__Task description__. Reproduce the data exactly as it stands.

__Given information__.
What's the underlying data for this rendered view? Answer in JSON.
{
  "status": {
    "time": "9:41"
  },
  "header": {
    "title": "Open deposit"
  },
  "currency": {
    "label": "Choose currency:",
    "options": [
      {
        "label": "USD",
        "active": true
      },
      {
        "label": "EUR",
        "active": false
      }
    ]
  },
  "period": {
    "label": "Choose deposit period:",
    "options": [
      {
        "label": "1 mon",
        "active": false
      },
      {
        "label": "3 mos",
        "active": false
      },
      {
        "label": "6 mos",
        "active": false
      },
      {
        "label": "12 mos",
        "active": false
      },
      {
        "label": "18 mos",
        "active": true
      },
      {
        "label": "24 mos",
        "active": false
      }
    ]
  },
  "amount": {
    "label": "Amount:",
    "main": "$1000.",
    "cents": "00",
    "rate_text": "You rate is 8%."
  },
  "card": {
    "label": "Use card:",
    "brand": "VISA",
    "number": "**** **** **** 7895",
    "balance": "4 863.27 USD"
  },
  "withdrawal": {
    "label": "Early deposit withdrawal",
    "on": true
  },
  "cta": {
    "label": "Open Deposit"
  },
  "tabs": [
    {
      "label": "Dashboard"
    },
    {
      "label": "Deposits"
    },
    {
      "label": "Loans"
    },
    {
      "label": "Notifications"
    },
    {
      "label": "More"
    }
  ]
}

__Response__.
What's the underlying data for this rendered view? Answer in JSON.
{
  "status": {
    "time": "9:41"
  },
  "header": {
    "title": "Open deposit"
  },
  "currency": {
    "label": "Choose currency:",
    "options": [
      {
        "label": "USD",
        "active": true
      },
      {
        "label": "EUR",
        "active": false
      }
    ]
  },
  "period": {
    "label": "Choose deposit period:",
    "options": [
      {
        "label": "1 mon",
        "active": false
      },
      {
        "label": "3 mos",
        "active": false
      },
      {
        "label": "6 mos",
        "active": false
      },
      {
        "label": "12 mos",
        "active": false
      },
      {
        "label": "18 mos",
        "active": true
      },
      {
        "label": "24 mos",
        "active": false
      }
    ]
  },
  "amount": {
    "label": "Amount:",
    "main": "$1000.",
    "cents": "00",
    "rate_text": "You rate is 8%."
  },
  "card": {
    "label": "Use card:",
    "brand": "VISA",
    "number": "**** **** **** 7895",
    "balance": "4 863.27 USD"
  },
  "withdrawal": {
    "label": "Early deposit withdrawal",
    "on": true
  },
  "cta": {
    "label": "Open Deposit"
  },
  "tabs": [
    {
      "label": "Dashboard"
    },
    {
      "label": "Deposits"
    },
    {
      "label": "Loans"
    },
    {
      "label": "Notifications"
    },
    {
      "label": "More"
    }
  ]
}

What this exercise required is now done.